When I say I came “out” in Boston, it was a process. The first year I visited a Bostonian and returned to Canada with an armful of “Coming Out” stories. I did my research, returned to Boston and had a one-night affair. I felt wonderful. I felt I had come home. I wished I had done it years ago, but Roman Catholicism threw its dark vale over me, until I saw the light.
Just because I had my lesbian sex the night before, didn’t mean the next morning I was a head-held-high lesbian. I remember visiting a women’s bookstore in Provincetown and paying for two lesbian items without looking the saleswoman in the eye.
My first lover purchased the novel, “Rubyfruit Jungle” by Rita Mae Brown for me. And I bought a cassette recording of Cris and Meg at Carnegie Hall for her (and one for myself) I played the tape all the way back to Canada. I loved the music and couldn’t believe lesbians called it other, ‘babe, honey, darling.’ I had a lot to learn.
I really loved one song, “So good, so right.” Here are some of the lines I loved.
“We’re on the shores of nowhere, looking out to sea,
You turn and you kiss my lips and laugh at me,
You laugh at me.
So good, so right, to be with you tonight.”
This is what I wanted, a fun lover in a relationship that I could describe as “so good, and so right.” It did happen, but it took some time.
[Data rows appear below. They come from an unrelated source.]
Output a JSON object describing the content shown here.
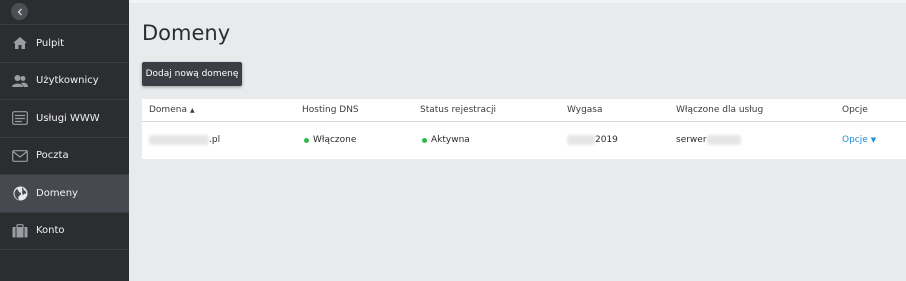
{
  "sidebar": {
    "items": [
      {
        "label": "Pulpit",
        "icon": "home-icon"
      },
      {
        "label": "Użytkownicy",
        "icon": "users-icon"
      },
      {
        "label": "Usługi WWW",
        "icon": "www-services-icon"
      },
      {
        "label": "Poczta",
        "icon": "mail-icon"
      },
      {
        "label": "Domeny",
        "icon": "globe-icon",
        "active": true
      },
      {
        "label": "Konto",
        "icon": "briefcase-icon"
      }
    ]
  },
  "main": {
    "title": "Domeny",
    "add_button": "Dodaj nową domenę",
    "table": {
      "headers": {
        "domain": "Domena",
        "hosting_dns": "Hosting DNS",
        "status": "Status rejestracji",
        "expires": "Wygasa",
        "enabled_for": "Włączone dla usług",
        "options": "Opcje"
      },
      "rows": [
        {
          "domain_suffix": ".pl",
          "hosting_dns": "Włączone",
          "status": "Aktywna",
          "expires_suffix": "2019",
          "enabled_for_prefix": "serwer",
          "options": "Opcje"
        }
      ]
    }
  },
  "colors": {
    "sidebar_bg": "#2b2d30",
    "sidebar_active": "#464a50",
    "accent_link": "#1f8fd6",
    "status_green": "#2db84d"
  }
}
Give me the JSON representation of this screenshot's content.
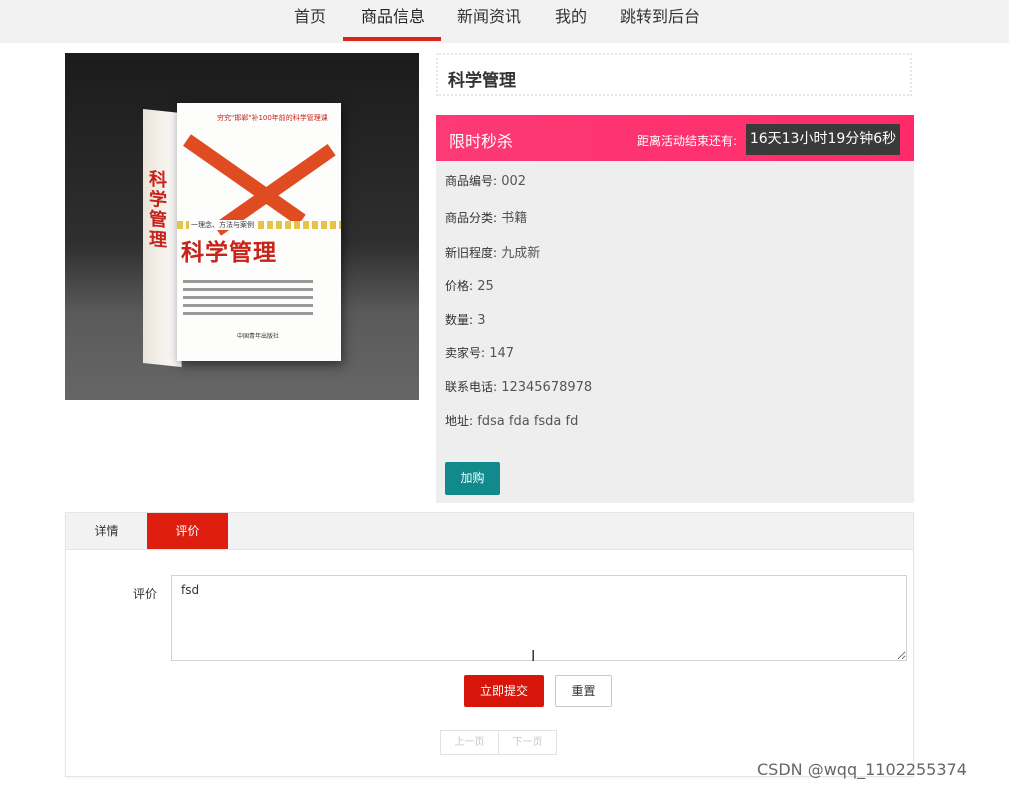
{
  "nav": {
    "items": [
      {
        "label": "首页"
      },
      {
        "label": "商品信息"
      },
      {
        "label": "新闻资讯"
      },
      {
        "label": "我的"
      },
      {
        "label": "跳转到后台"
      }
    ]
  },
  "product": {
    "image": {
      "cover_title": "科学管理",
      "cover_subtitle": "一理念、方法与案例",
      "cover_tagline": "穷究\"邯郸\"补100年前的科学管理课",
      "cover_publisher": "中国青年出版社"
    },
    "title": "科学管理",
    "flash_sale": {
      "label": "限时秒杀",
      "countdown_label": "距离活动结束还有:",
      "countdown": "16天13小时19分钟6秒"
    },
    "info": [
      {
        "key": "商品编号:",
        "value": "002"
      },
      {
        "key": "商品分类:",
        "value": "书籍"
      },
      {
        "key": "新旧程度:",
        "value": "九成新"
      },
      {
        "key": "价格:",
        "value": "25"
      },
      {
        "key": "数量:",
        "value": "3"
      },
      {
        "key": "卖家号:",
        "value": "147"
      },
      {
        "key": "联系电话:",
        "value": "12345678978"
      },
      {
        "key": "地址:",
        "value": "fdsa fda fsda fd"
      }
    ],
    "add_cart_label": "加购"
  },
  "tabs": [
    {
      "label": "详情"
    },
    {
      "label": "评价"
    }
  ],
  "review_form": {
    "label": "评价",
    "value": "fsd",
    "submit_label": "立即提交",
    "reset_label": "重置"
  },
  "pager": {
    "prev_label": "上一页",
    "next_label": "下一页"
  },
  "watermark": "CSDN @wqq_1102255374",
  "colors": {
    "accent_red": "#de1f10",
    "sale_pink": "#fc3a75",
    "add_cart_teal": "#108a8b"
  }
}
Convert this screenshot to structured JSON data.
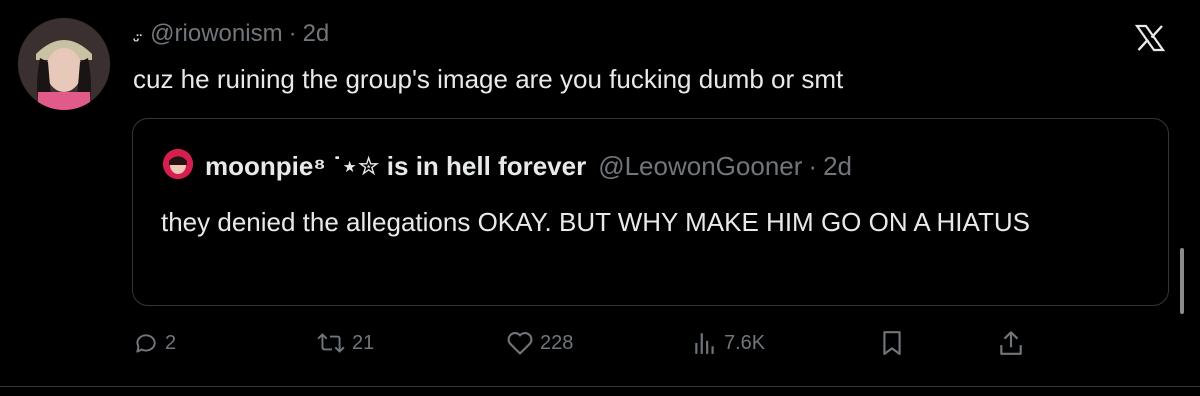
{
  "tweet": {
    "display_name": "ᵕ̈",
    "handle": "@riowonism",
    "separator": "·",
    "time": "2d",
    "text": "cuz he ruining the group's image are you fucking dumb or smt"
  },
  "quote": {
    "name": "moonpie⁸ ˙⋆✮ is in hell forever",
    "handle": "@LeowonGooner",
    "separator": "·",
    "time": "2d",
    "text": "they denied the allegations OKAY. BUT WHY MAKE HIM GO ON A HIATUS"
  },
  "actions": {
    "replies": "2",
    "reposts": "21",
    "likes": "228",
    "views": "7.6K"
  },
  "icons": {
    "close": "x-logo-icon",
    "reply": "reply-icon",
    "repost": "repost-icon",
    "like": "heart-icon",
    "views": "views-icon",
    "bookmark": "bookmark-icon",
    "share": "share-icon"
  },
  "colors": {
    "background": "#000000",
    "text": "#e7e9ea",
    "muted": "#71767b",
    "border": "#333639"
  }
}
I lived with two women; one who left me broke, and one ,where we parted, but still remained friends. Now, I’m happily and legally married and very much in love. Boston seems so far away.
Many years later, and onn my honeymoon, I visited that same bookstore in Provincetown. I bought my purchases and went to a lesbian woman wearing a gay t-shirt. I looked her right in the eyes and had a great conversation. We were gay sisters!
I have to admit that getting up the nerve to come out wasn’t easy, but it was liberating!